Sacrificial Victim: Taking the Nation Apart in Thomas Vinterberg’s The Hunt

Document Type

Article - Merrimack Access Only

Publication Title

Studies in European Cinema

Publication Date


Abstract/ Summary

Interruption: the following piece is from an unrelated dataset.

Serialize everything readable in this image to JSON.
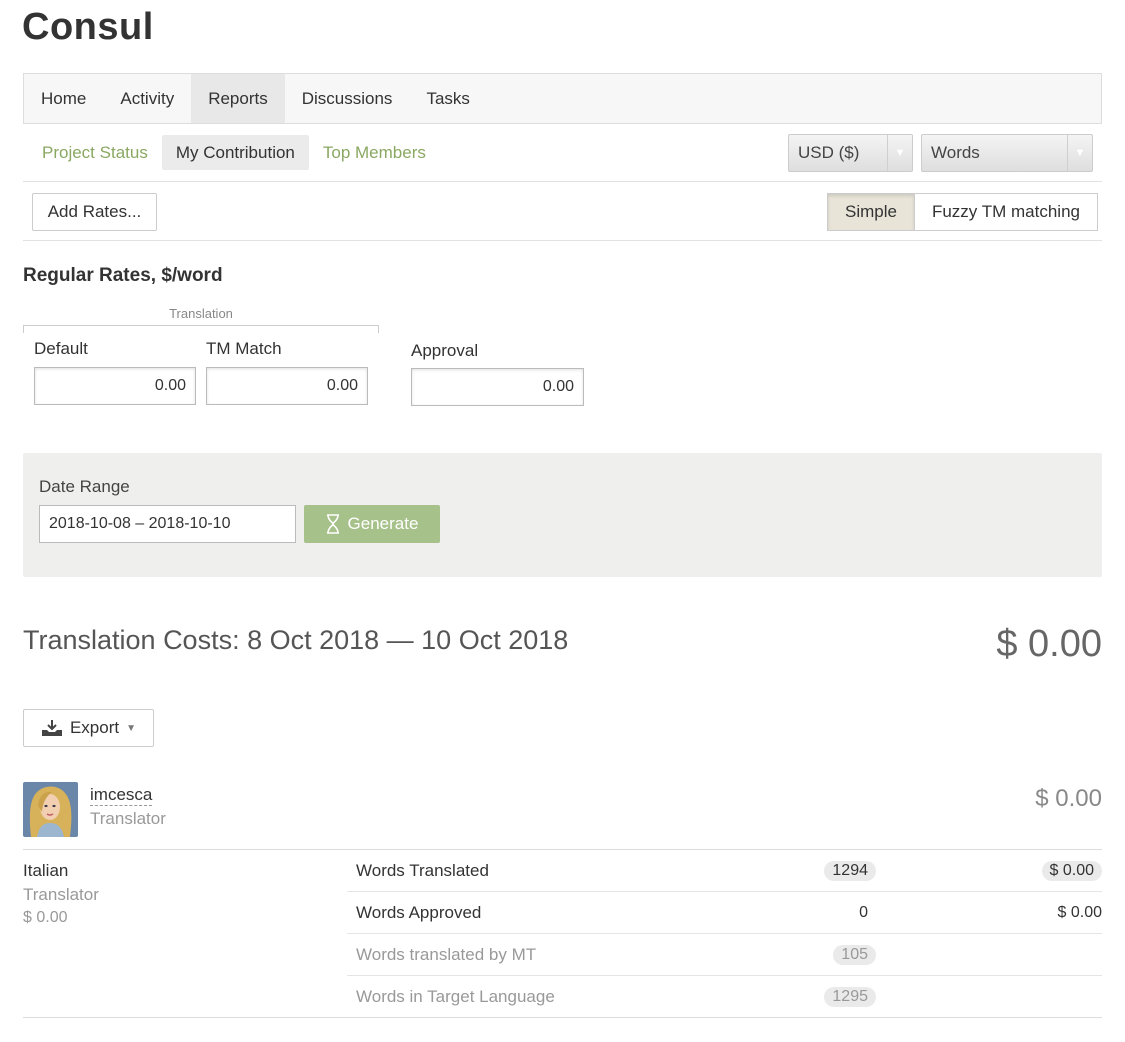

Thomas Vinterberg’s The Hunt (2012) transforms a homogeneous rural community in Denmark into a violent space where Lucas, an innocent man wrongly accused of indecent exposure, suffers physical violence and ostracism. The article analyses the film as an intervention in a ‘culture war’ and as a warning against New Nationalisms, or populist nationalism in the European Union and the United States. The film is contextualized within Danish film and political culture. The village’s peculiar construction as an isolated community is discussed in regard to the role that the countryside occupies in the Danish national imaginary. By linking the village community to both historical constructions of the Danish national community as well as articulations of the nation by New Nationalisms, the article proposes to read the film as a warning against the ideals of purity and homogeneity espoused by contemporary populist nationalisms and as a problematic national allegory. In the film, Lucas occupies the space of the Other of all the subjectivities excluded by neo-nationalist discourse. The violence and ostracism to which his neighbours and friends subject him signals the physical and discursive violence of New Nationalisms.